== WHAT TO DO ==
Reproduce each entry exactly as it reads. Leave the images out.

*** EXERCISE INPUT Section Begins ***

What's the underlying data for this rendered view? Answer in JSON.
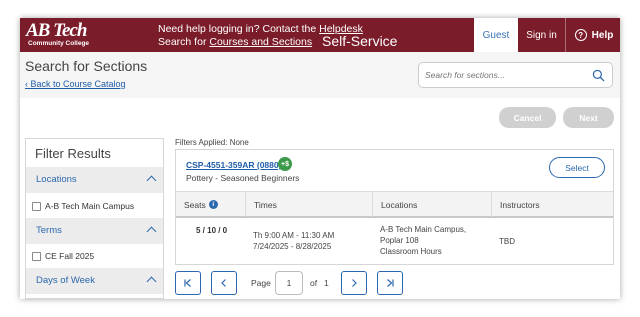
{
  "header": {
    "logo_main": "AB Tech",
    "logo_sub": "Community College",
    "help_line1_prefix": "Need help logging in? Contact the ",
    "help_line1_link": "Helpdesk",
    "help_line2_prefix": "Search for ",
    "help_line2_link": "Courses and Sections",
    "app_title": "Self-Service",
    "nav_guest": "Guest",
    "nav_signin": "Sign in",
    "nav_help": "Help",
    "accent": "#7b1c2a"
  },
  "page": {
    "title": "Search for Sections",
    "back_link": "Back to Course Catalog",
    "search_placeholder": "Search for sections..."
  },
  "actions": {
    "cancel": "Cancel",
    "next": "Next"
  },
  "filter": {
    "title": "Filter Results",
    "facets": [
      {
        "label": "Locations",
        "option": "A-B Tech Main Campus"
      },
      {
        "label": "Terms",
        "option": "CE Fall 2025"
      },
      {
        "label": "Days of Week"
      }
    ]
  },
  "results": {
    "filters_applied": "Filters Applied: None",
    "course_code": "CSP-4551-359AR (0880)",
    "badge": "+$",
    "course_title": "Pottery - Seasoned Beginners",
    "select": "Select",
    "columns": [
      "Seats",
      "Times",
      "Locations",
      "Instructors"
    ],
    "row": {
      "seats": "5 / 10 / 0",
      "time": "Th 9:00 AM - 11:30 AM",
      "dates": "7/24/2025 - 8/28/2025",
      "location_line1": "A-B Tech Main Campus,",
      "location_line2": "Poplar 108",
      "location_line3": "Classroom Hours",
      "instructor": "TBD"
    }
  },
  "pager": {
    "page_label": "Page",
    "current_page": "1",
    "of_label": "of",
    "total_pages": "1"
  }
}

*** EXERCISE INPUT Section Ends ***

== ANSWER TO THIS PROBLEM ==
What's the underlying data for this rendered view? Answer in JSON.
{
  "header": {
    "logo_main": "AB Tech",
    "logo_sub": "Community College",
    "help_line1_prefix": "Need help logging in? Contact the ",
    "help_line1_link": "Helpdesk",
    "help_line2_prefix": "Search for ",
    "help_line2_link": "Courses and Sections",
    "app_title": "Self-Service",
    "nav_guest": "Guest",
    "nav_signin": "Sign in",
    "nav_help": "Help",
    "accent": "#7b1c2a"
  },
  "page": {
    "title": "Search for Sections",
    "back_link": "Back to Course Catalog",
    "search_placeholder": "Search for sections..."
  },
  "actions": {
    "cancel": "Cancel",
    "next": "Next"
  },
  "filter": {
    "title": "Filter Results",
    "facets": [
      {
        "label": "Locations",
        "option": "A-B Tech Main Campus"
      },
      {
        "label": "Terms",
        "option": "CE Fall 2025"
      },
      {
        "label": "Days of Week"
      }
    ]
  },
  "results": {
    "filters_applied": "Filters Applied: None",
    "course_code": "CSP-4551-359AR (0880)",
    "badge": "+$",
    "course_title": "Pottery - Seasoned Beginners",
    "select": "Select",
    "columns": [
      "Seats",
      "Times",
      "Locations",
      "Instructors"
    ],
    "row": {
      "seats": "5 / 10 / 0",
      "time": "Th 9:00 AM - 11:30 AM",
      "dates": "7/24/2025 - 8/28/2025",
      "location_line1": "A-B Tech Main Campus,",
      "location_line2": "Poplar 108",
      "location_line3": "Classroom Hours",
      "instructor": "TBD"
    }
  },
  "pager": {
    "page_label": "Page",
    "current_page": "1",
    "of_label": "of",
    "total_pages": "1"
  }
}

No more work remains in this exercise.